The basic configuration of the active firewall doesn’t change and won’t be restated here. The LAN-based failover does require some configuration on the standby unit and those commands are addressed here. If properly configured, the LAN-based failover configurations for the two units will be different, reflecting which is primary and which is secondary. To configure LAN-based failover, follow these steps:

  1. Don’t connect the failover LAN interfaces until told to do so.

  2. Configure the primary PIX Firewall unit as previously discussed.

  3. Still on the primary unit, connect the LAN failover interface to the network and add the following lines to configure the LAN-based failover. Lanlink is the interface (Ethernet4) used for the failover connection, while 1234567 is the key used for encrypting traffic over the LAN failover link.

    Pix(config)# no failover 
    Pix(config)# failover lan unit primary 
    Pix(config)# failover lan interface lanlink
    Pix(config)# failover lan key 1234567 
    Pix(config)# failover lan enable 
    Pix(config)# failover 
  4. Use the write memory command to save the primary unit configuration to Flash.

  5. Power on the secondary unit without the LAN-based failover interface connected. The following commands are necessary for the secondary unit to connect to the primary unit using the LAN-based failover interface. Once this connection is established, the rest of the primary unit configuration is replicated over the failover connection.

    Pix2(config)# nameif ethernet4 lanlink security20 
    Pix2(config)# interface ethernet4 100full 
    Pix2(config)# ip address lanlink 
    Pix2(config)# failover ip address lanlink 
    Pix2(config)# failover lan unit secondary ???????????????????(optional) 
    Pix2(config)# failover lan interface lanlink
    Pix2(config)# failover lan key 1234567 
    Pix2(config)# failover lan enable 
    Pix2(config)# failover 
  6. Use the write memory command to save the secondary unit configuration to Flash.

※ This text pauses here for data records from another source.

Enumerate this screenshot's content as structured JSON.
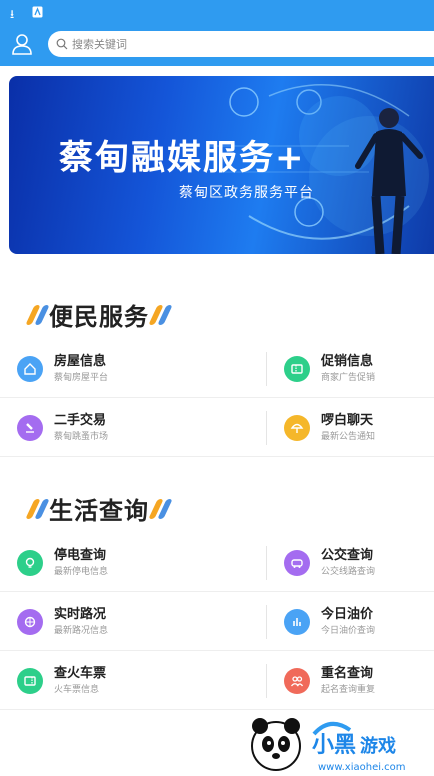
{
  "search": {
    "placeholder": "搜索关键词"
  },
  "banner": {
    "title": "蔡甸融媒服务+",
    "subtitle": "蔡甸区政务服务平台"
  },
  "sections": [
    {
      "title": "便民服务",
      "items": [
        {
          "title": "房屋信息",
          "subtitle": "蔡甸房屋平台",
          "icon": "house-icon",
          "color": "#4aa3f5"
        },
        {
          "title": "促销信息",
          "subtitle": "商家广告促销",
          "icon": "ticket-icon",
          "color": "#2dcf8a"
        },
        {
          "title": "二手交易",
          "subtitle": "蔡甸跳蚤市场",
          "icon": "gavel-icon",
          "color": "#a46cf0"
        },
        {
          "title": "啰白聊天",
          "subtitle": "最新公告通知",
          "icon": "umbrella-icon",
          "color": "#f5b72a"
        }
      ]
    },
    {
      "title": "生活查询",
      "items": [
        {
          "title": "停电查询",
          "subtitle": "最新停电信息",
          "icon": "bulb-icon",
          "color": "#2dcf8a"
        },
        {
          "title": "公交查询",
          "subtitle": "公交线路查询",
          "icon": "bus-icon",
          "color": "#a46cf0"
        },
        {
          "title": "实时路况",
          "subtitle": "最新路况信息",
          "icon": "road-icon",
          "color": "#a46cf0"
        },
        {
          "title": "今日油价",
          "subtitle": "今日油价查询",
          "icon": "chart-icon",
          "color": "#4aa3f5"
        },
        {
          "title": "查火车票",
          "subtitle": "火车票信息",
          "icon": "train-ticket-icon",
          "color": "#2dcf8a"
        },
        {
          "title": "重名查询",
          "subtitle": "起名查询重复",
          "icon": "people-icon",
          "color": "#f06a5a"
        }
      ]
    }
  ],
  "watermark": {
    "brand": "小黑游戏",
    "url": "www.xiaohei.com"
  }
}
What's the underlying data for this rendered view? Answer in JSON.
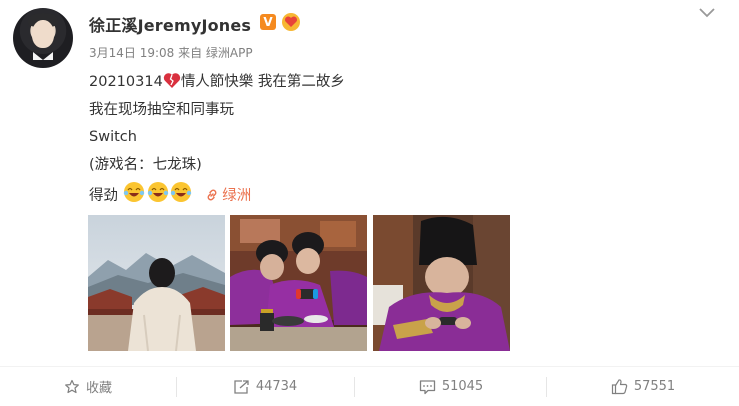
{
  "post": {
    "username": "徐正溪JeremyJones",
    "verified_badge": "V",
    "meta": "3月14日 19:08 来自 绿洲APP",
    "lines": {
      "l1": "20210314",
      "l1_rest": "情人節快樂 我在第二故乡",
      "l2": "我在现场抽空和同事玩",
      "l3": "Switch",
      "l4": "(游戏名：七龙珠)",
      "l5": "得劲",
      "link": "绿洲"
    }
  },
  "actions": {
    "favorite_label": "收藏",
    "repost_count": "44734",
    "comment_count": "51045",
    "like_count": "57551"
  },
  "icons": {
    "expand": "chevron-down-icon",
    "link": "link-icon",
    "favorite": "star-icon",
    "repost": "repost-icon",
    "comment": "comment-icon",
    "like": "thumbs-up-icon"
  },
  "colors": {
    "link": "#eb7350",
    "badge": "#f58a1f",
    "muted": "#808080"
  }
}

  7. Reboot both units and connect the LAN-based failover interfaces to the designated failover switch, hub, or VLAN.

  8. If any of the failover lan command needs to be changed, you need to disconnect the LAN-based failover interface and repeat the preceding steps.

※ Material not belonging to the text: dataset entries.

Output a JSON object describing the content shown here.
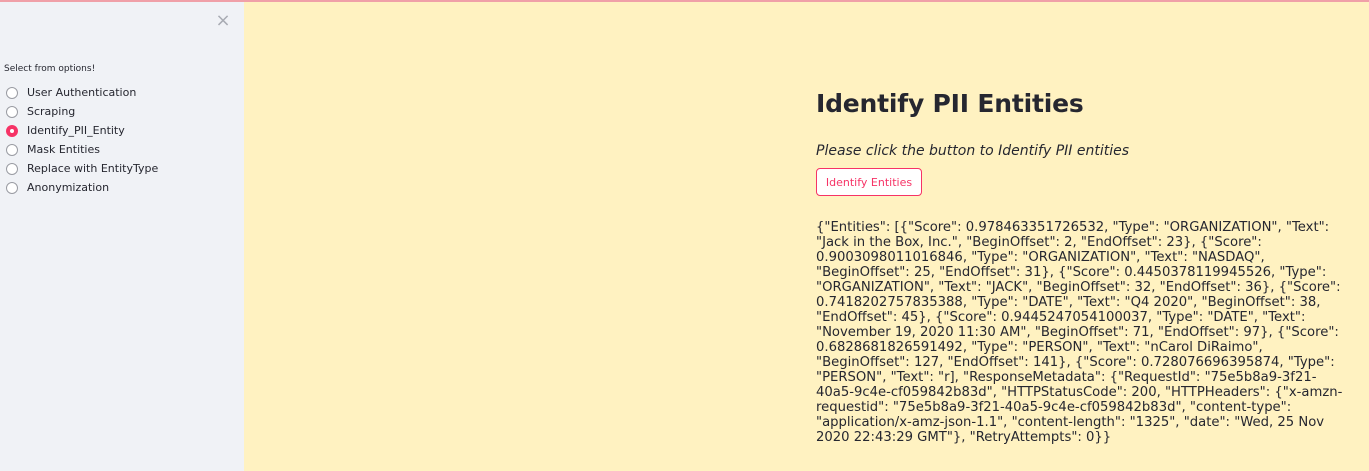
{
  "sidebar": {
    "close_icon": "×",
    "options_label": "Select from options!",
    "options": [
      {
        "label": "User Authentication",
        "selected": false
      },
      {
        "label": "Scraping",
        "selected": false
      },
      {
        "label": "Identify_PII_Entity",
        "selected": true
      },
      {
        "label": "Mask Entities",
        "selected": false
      },
      {
        "label": "Replace with EntityType",
        "selected": false
      },
      {
        "label": "Anonymization",
        "selected": false
      }
    ]
  },
  "main": {
    "title": "Identify PII Entities",
    "subtitle": "Please click the button to Identify PII entities",
    "button_label": "Identify Entities",
    "output": "{\"Entities\": [{\"Score\": 0.978463351726532, \"Type\": \"ORGANIZATION\", \"Text\": \"Jack in the Box, Inc.\", \"BeginOffset\": 2, \"EndOffset\": 23}, {\"Score\": 0.9003098011016846, \"Type\": \"ORGANIZATION\", \"Text\": \"NASDAQ\", \"BeginOffset\": 25, \"EndOffset\": 31}, {\"Score\": 0.4450378119945526, \"Type\": \"ORGANIZATION\", \"Text\": \"JACK\", \"BeginOffset\": 32, \"EndOffset\": 36}, {\"Score\": 0.7418202757835388, \"Type\": \"DATE\", \"Text\": \"Q4 2020\", \"BeginOffset\": 38, \"EndOffset\": 45}, {\"Score\": 0.9445247054100037, \"Type\": \"DATE\", \"Text\": \"November 19, 2020 11:30 AM\", \"BeginOffset\": 71, \"EndOffset\": 97}, {\"Score\": 0.6828681826591492, \"Type\": \"PERSON\", \"Text\": \"nCarol DiRaimo\", \"BeginOffset\": 127, \"EndOffset\": 141}, {\"Score\": 0.728076696395874, \"Type\": \"PERSON\", \"Text\": \"r], \"ResponseMetadata\": {\"RequestId\": \"75e5b8a9-3f21-40a5-9c4e-cf059842b83d\", \"HTTPStatusCode\": 200, \"HTTPHeaders\": {\"x-amzn-requestid\": \"75e5b8a9-3f21-40a5-9c4e-cf059842b83d\", \"content-type\": \"application/x-amz-json-1.1\", \"content-length\": \"1325\", \"date\": \"Wed, 25 Nov 2020 22:43:29 GMT\"}, \"RetryAttempts\": 0}}"
  },
  "colors": {
    "accent": "#f63366",
    "main_background": "#fff2c1",
    "sidebar_background": "#f0f2f6",
    "text": "#262730"
  }
}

Verifying Failover Configuration

Use the following commands to verify that failover configuration is correct.

  • show failover Use the show failover command to verify the status of the connection and to determine which unit is active. You saw sample output earlier in this section.

  • show failover [lan [detail]] The show failover lan command displays the LAN-based failover information useful for debugging purposes.

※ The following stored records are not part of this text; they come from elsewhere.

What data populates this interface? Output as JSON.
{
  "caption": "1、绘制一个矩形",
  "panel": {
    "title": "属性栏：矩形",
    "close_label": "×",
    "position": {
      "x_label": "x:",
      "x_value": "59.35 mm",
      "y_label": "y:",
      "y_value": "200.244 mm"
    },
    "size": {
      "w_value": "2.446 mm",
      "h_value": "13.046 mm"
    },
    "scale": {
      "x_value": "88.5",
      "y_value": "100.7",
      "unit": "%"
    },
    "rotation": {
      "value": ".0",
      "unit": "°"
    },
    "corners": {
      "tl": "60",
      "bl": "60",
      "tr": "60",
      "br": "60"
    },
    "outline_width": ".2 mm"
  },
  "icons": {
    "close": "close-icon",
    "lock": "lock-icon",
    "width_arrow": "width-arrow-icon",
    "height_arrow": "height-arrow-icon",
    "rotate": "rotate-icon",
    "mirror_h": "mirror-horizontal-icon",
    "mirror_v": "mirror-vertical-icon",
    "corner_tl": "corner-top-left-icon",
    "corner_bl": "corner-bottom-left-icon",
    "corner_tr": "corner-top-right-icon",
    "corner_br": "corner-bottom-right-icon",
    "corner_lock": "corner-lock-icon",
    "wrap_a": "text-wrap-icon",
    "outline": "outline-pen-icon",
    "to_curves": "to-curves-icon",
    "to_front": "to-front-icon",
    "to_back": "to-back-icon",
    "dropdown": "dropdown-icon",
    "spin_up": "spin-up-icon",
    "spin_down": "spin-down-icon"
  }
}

    pix(config)# show failover lan 
    Lan Based Failover is Active
     ???????interface lanlink ( Normal, peer ( Normal

The show failover lan detail command displays the connection details, as well as traffic summary information.

pix(config)# show failover lan detail
Lan Failover is Active
This Pix is Primary
Command Interface is lanlink
Peer Command Interface IP is
My interface status is 0x1
Peer interface status is 0x1
Peer interface downtime is 0x0
Total msg send: 103093, rcvd: 103031, droped: 0, retrans: 13, send_err: 0
Total/Cur/Max of 51486:0:5 msgs on retransQ
msgs on retransQ if any
LAN FO cmd queue, count: 0, head: 0x0, tail: 0x0
Failover config state is 0x5c
Failover config poll cnt is 0
Failover pending tx msg cnt is 0
Failover Fmsg cnt is 0

Part III: Virtual Private Networks (VPNs)